Magnetism and superconductivity are collective effects in condensed matter systems which were one of the first to enable the study of quantum menchanical effects. Also today superconducting flux qubits are amongst the hottest candidates for the realisation of a quantum computer. Our research inthis field is concentrated on ultra-fast spectroscopy of spintronic devices as well as metamaterial effects fo the guiding of electro-magnetic waves in arrays of periodically arranged magnetic structures. Interestingly enough, complex condensed matter systems can be simulated by ultra-cold atomic experiments. Intense reseach is going on.


Quantum transport in graphene: Electron Quantum Optics

Coherent transport of charge carriers or quasi-particles is at the core of mesoscopic physics for decades. Graphene provides an ideal platform which its exceptional electron transport properties. Part of our goals in this research is to realise optical elements for the coherent manipulation of electron in solid materials to enable quantum optics experiments to investigate coheence, superposition and quantum entanglement. The scalability of graphene devices to many in number and the use of mature nanofanrication technologies are welcomed incentives to work with such systems. 


Polariton THz lasers emitting at THz frequencies

Recent studies of strong coupling intersubband microcavities have shown possibility of stimulated scattering of intersubband polaritons. Here we  explore the possibility of generating THz radiation in semiconductor microcavities in the regime of exciton polariton lasing. The quantum efficiency of this source is governed by population of the final polariton state, which may be tuned over a large range by means of the optical pumping. Recently it was demonstrated, that rate of spontaneous emission for THz photons can be additionally increased by bosonic stimulation, when the radiative transition occurs into a condensate state. Such condensate can be formed in semiconductor microcavities with quantum wells, where Bose-Einstein condensation of exciton-polariton was recently demonstrated at room temperature. In the microcavity of specific design, THz radiative transition become allowed due to mixing of dark and bright exciton state.

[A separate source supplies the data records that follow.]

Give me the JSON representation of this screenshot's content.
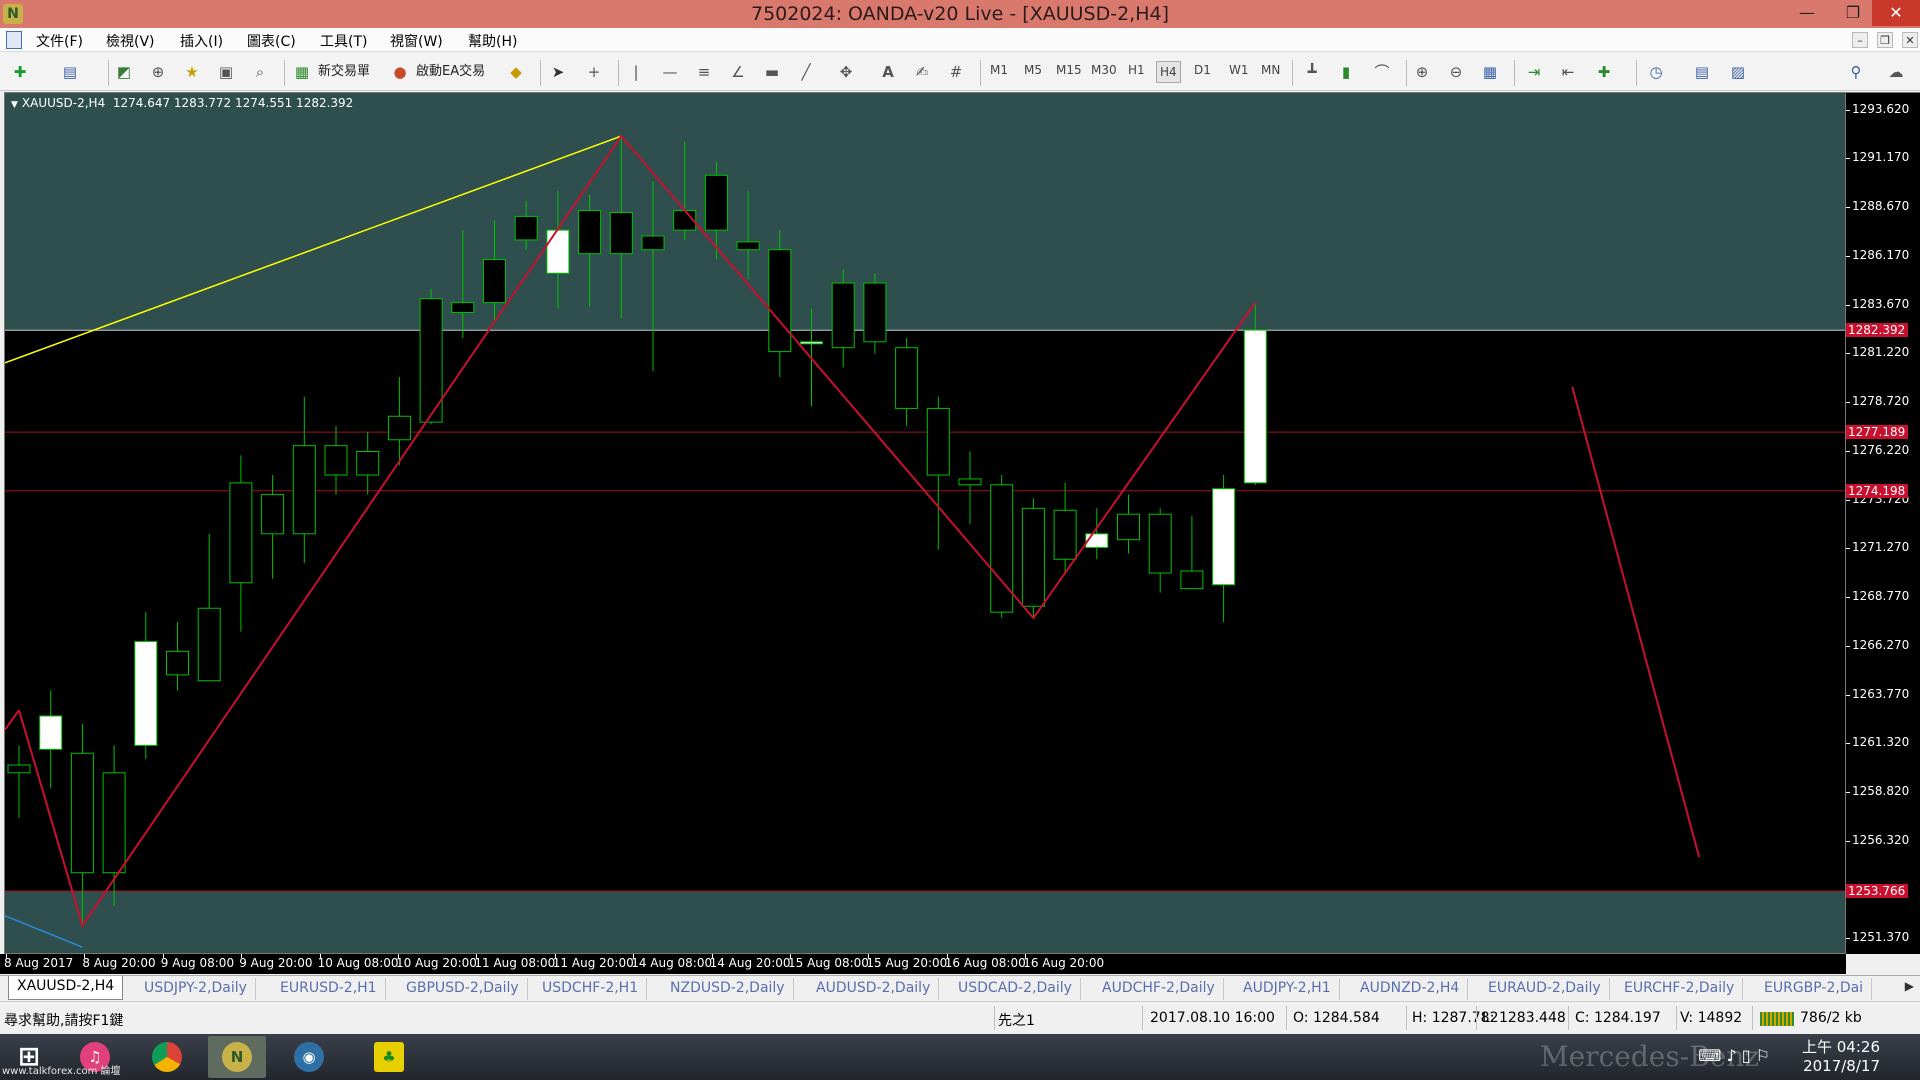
{
  "window": {
    "title": "7502024: OANDA-v20 Live - [XAUUSD-2,H4]",
    "app_icon": "N"
  },
  "menu": {
    "items": [
      "文件(F)",
      "檢視(V)",
      "插入(I)",
      "圖表(C)",
      "工具(T)",
      "視窗(W)",
      "幫助(H)"
    ]
  },
  "toolbar": {
    "new_order_label": "新交易單",
    "ea_label": "啟動EA交易",
    "timeframes": [
      "M1",
      "M5",
      "M15",
      "M30",
      "H1",
      "H4",
      "D1",
      "W1",
      "MN"
    ],
    "active_timeframe": "H4"
  },
  "chart": {
    "info_line": "XAUUSD-2,H4  1274.647 1283.772 1274.551 1282.392",
    "price_labels": [
      "1293.620",
      "1291.170",
      "1288.670",
      "1286.170",
      "1283.670",
      "1281.220",
      "1278.720",
      "1276.220",
      "1273.720",
      "1271.270",
      "1268.770",
      "1266.270",
      "1263.770",
      "1261.320",
      "1258.820",
      "1256.320",
      "1251.370"
    ],
    "badges": [
      "1282.392",
      "1277.189",
      "1274.198",
      "1253.766"
    ],
    "time_labels": [
      "8 Aug 2017",
      "8 Aug 20:00",
      "9 Aug 08:00",
      "9 Aug 20:00",
      "10 Aug 08:00",
      "10 Aug 20:00",
      "11 Aug 08:00",
      "11 Aug 20:00",
      "14 Aug 08:00",
      "14 Aug 20:00",
      "15 Aug 08:00",
      "15 Aug 20:00",
      "16 Aug 08:00",
      "16 Aug 20:00"
    ],
    "colors": {
      "background": "#000000",
      "zone_fill": "#2f4f4f",
      "bull_body": "#ffffff",
      "bear_body": "#000000",
      "wick": "#00c000",
      "zigzag": "#c8102e",
      "trendline": "#ffff00",
      "hline": "#a0101e"
    }
  },
  "chart_data": {
    "type": "candlestick",
    "title": "XAUUSD-2,H4",
    "ylim": [
      1250.5,
      1294.5
    ],
    "candles": [
      {
        "o": 1260.2,
        "h": 1261.2,
        "l": 1257.5,
        "c": 1259.8
      },
      {
        "o": 1261.0,
        "h": 1264.0,
        "l": 1259.0,
        "c": 1262.7
      },
      {
        "o": 1260.8,
        "h": 1262.3,
        "l": 1252.0,
        "c": 1254.7
      },
      {
        "o": 1259.8,
        "h": 1261.2,
        "l": 1253.0,
        "c": 1254.7
      },
      {
        "o": 1261.2,
        "h": 1268.0,
        "l": 1260.5,
        "c": 1266.5
      },
      {
        "o": 1266.0,
        "h": 1267.5,
        "l": 1264.0,
        "c": 1264.8
      },
      {
        "o": 1268.2,
        "h": 1272.0,
        "l": 1264.5,
        "c": 1264.5
      },
      {
        "o": 1274.6,
        "h": 1276.0,
        "l": 1267.0,
        "c": 1269.5
      },
      {
        "o": 1274.0,
        "h": 1275.0,
        "l": 1269.7,
        "c": 1272.0
      },
      {
        "o": 1276.5,
        "h": 1279.0,
        "l": 1270.5,
        "c": 1272.0
      },
      {
        "o": 1276.5,
        "h": 1277.5,
        "l": 1274.0,
        "c": 1275.0
      },
      {
        "o": 1276.2,
        "h": 1277.2,
        "l": 1274.0,
        "c": 1275.0
      },
      {
        "o": 1278.0,
        "h": 1280.0,
        "l": 1275.5,
        "c": 1276.8
      },
      {
        "o": 1284.0,
        "h": 1284.5,
        "l": 1277.6,
        "c": 1277.7
      },
      {
        "o": 1283.8,
        "h": 1287.5,
        "l": 1282.0,
        "c": 1283.3
      },
      {
        "o": 1286.0,
        "h": 1288.0,
        "l": 1282.8,
        "c": 1283.8
      },
      {
        "o": 1288.2,
        "h": 1289.0,
        "l": 1286.5,
        "c": 1287.0
      },
      {
        "o": 1285.3,
        "h": 1289.5,
        "l": 1283.5,
        "c": 1287.5
      },
      {
        "o": 1288.5,
        "h": 1289.3,
        "l": 1283.6,
        "c": 1286.3
      },
      {
        "o": 1288.4,
        "h": 1292.3,
        "l": 1283.0,
        "c": 1286.3
      },
      {
        "o": 1287.2,
        "h": 1290.0,
        "l": 1280.3,
        "c": 1286.5
      },
      {
        "o": 1288.5,
        "h": 1292.0,
        "l": 1287.0,
        "c": 1287.5
      },
      {
        "o": 1290.3,
        "h": 1291.0,
        "l": 1286.0,
        "c": 1287.5
      },
      {
        "o": 1286.9,
        "h": 1289.5,
        "l": 1285.0,
        "c": 1286.5
      },
      {
        "o": 1286.5,
        "h": 1287.5,
        "l": 1280.0,
        "c": 1281.3
      },
      {
        "o": 1281.8,
        "h": 1283.5,
        "l": 1278.5,
        "c": 1281.8
      },
      {
        "o": 1284.8,
        "h": 1285.5,
        "l": 1280.5,
        "c": 1281.5
      },
      {
        "o": 1284.8,
        "h": 1285.3,
        "l": 1281.2,
        "c": 1281.8
      },
      {
        "o": 1281.5,
        "h": 1282.0,
        "l": 1277.5,
        "c": 1278.4
      },
      {
        "o": 1278.4,
        "h": 1279.0,
        "l": 1271.2,
        "c": 1275.0
      },
      {
        "o": 1274.8,
        "h": 1276.2,
        "l": 1272.5,
        "c": 1274.5
      },
      {
        "o": 1274.5,
        "h": 1275.0,
        "l": 1267.7,
        "c": 1268.0
      },
      {
        "o": 1273.3,
        "h": 1273.8,
        "l": 1267.7,
        "c": 1268.3
      },
      {
        "o": 1273.2,
        "h": 1274.6,
        "l": 1270.0,
        "c": 1270.7
      },
      {
        "o": 1271.3,
        "h": 1273.3,
        "l": 1270.7,
        "c": 1272.0
      },
      {
        "o": 1273.0,
        "h": 1274.0,
        "l": 1271.0,
        "c": 1271.7
      },
      {
        "o": 1273.0,
        "h": 1273.3,
        "l": 1269.0,
        "c": 1270.0
      },
      {
        "o": 1270.1,
        "h": 1272.9,
        "l": 1269.2,
        "c": 1269.2
      },
      {
        "o": 1269.4,
        "h": 1275.0,
        "l": 1267.5,
        "c": 1274.3
      },
      {
        "o": 1274.6,
        "h": 1283.8,
        "l": 1274.5,
        "c": 1282.4
      }
    ],
    "zigzag_points": [
      [
        0,
        1263.0
      ],
      [
        2,
        1252.0
      ],
      [
        19,
        1292.3
      ],
      [
        32,
        1267.7
      ],
      [
        39,
        1283.8
      ]
    ],
    "zigzag_extra": [
      [
        49,
        1279.5
      ],
      [
        53,
        1255.5
      ]
    ],
    "trendline": {
      "from": [
        -2,
        1279.8
      ],
      "to": [
        19,
        1292.3
      ]
    },
    "hlines": [
      1282.392,
      1277.189,
      1274.198,
      1253.766
    ],
    "zones": [
      [
        1282.392,
        1294.5
      ],
      [
        1250.5,
        1253.766
      ]
    ]
  },
  "tabs": {
    "items": [
      "XAUUSD-2,H4",
      "USDJPY-2,Daily",
      "EURUSD-2,H1",
      "GBPUSD-2,Daily",
      "USDCHF-2,H1",
      "NZDUSD-2,Daily",
      "AUDUSD-2,Daily",
      "USDCAD-2,Daily",
      "AUDCHF-2,Daily",
      "AUDJPY-2,H1",
      "AUDNZD-2,H4",
      "EURAUD-2,Daily",
      "EURCHF-2,Daily",
      "EURGBP-2,Dai"
    ],
    "active": "XAUUSD-2,H4"
  },
  "status": {
    "help": "尋求幫助,請按F1鍵",
    "profile": "先之1",
    "datetime": "2017.08.10 16:00",
    "open": "O: 1284.584",
    "high": "H: 1287.782",
    "low": "L: 1283.448",
    "close": "C: 1284.197",
    "volume": "V: 14892",
    "traffic": "786/2 kb"
  },
  "taskbar": {
    "time": "上午 04:26",
    "date": "2017/8/17",
    "brand": "Mercedes-Benz",
    "watermark": "www.talkforex.com 論壇"
  }
}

Enhancement of THz emission by Purcell effect and by bosonic stimulation will make the rate of THz emission comparable to decay rate, thus opening the way for development of room temperature solid state THz CW and short pulse emitter, detectors and switches. The candidate will work aims to produce a new THz spectrometer where polariton lasing is used and measured by a photoconductive antenna in a time domain experimental configuration.



People involved:

Alexey Kavokin

Pavlos Lagoudakis

Simone De Liberato

Peter de Groot

Hendrik Ulbricht

Hiroshi Mizuta

Yoshi Tsuchiya

Chees de Groot

Carlos Lobo

Janne Ruostekoski

Vasilis Apostolopoulos